175g plain chocolate, chopped
4 tbsp unsalted butter
175g plain flour
½ tsp baking powder
2 eggs at room temperature
150g caster sugar
1 tsp vanilla extract
60g icing sugar
Preheat the oven to 160°C (140°C fan).
Melt the chocolate and butter in a bowl over a small pan of simmering water or in a microwave until smooth. Cool slightly. In a separate bowl mix the flour, baking powder and ½ tsp salt.
Beat the eggs and sugar with an electric whisk until pale, about 2 minutes. Reduce the speed and add the chocolate mix and vanilla extract. Add the flour mixture until blended together.
Cover the bowl and refrigerate for 1½ hours or even up to 2 days.
Put the icing sugar in a small bowl. Shape the dough into balls about the size of walnuts and roll in the sugar. Put them on baking sheets lined with baking paper and press down lightly with your hand to flatten.
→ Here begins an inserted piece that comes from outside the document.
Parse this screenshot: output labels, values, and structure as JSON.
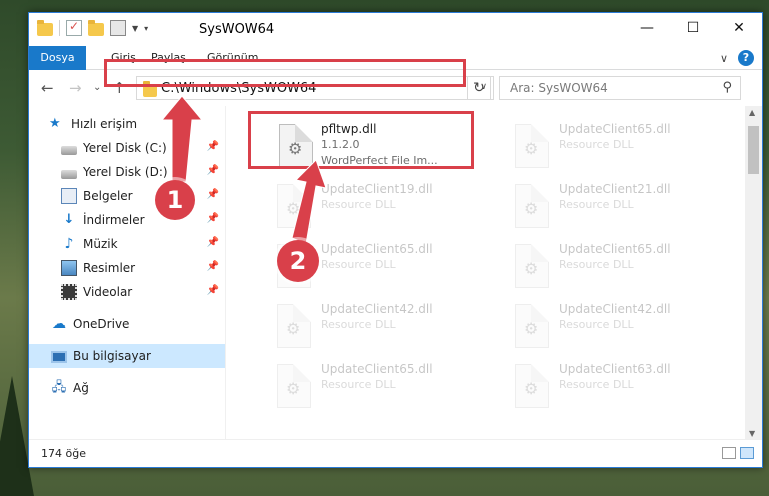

Bake for 12-15 minutes for soft centres and set edges. Let cool on the baking sheets for 5 minutes and then put on a rack to cool.
Provided they’re in an airtight container, they’ll keep well for up to five days … but ours didn’t last that long!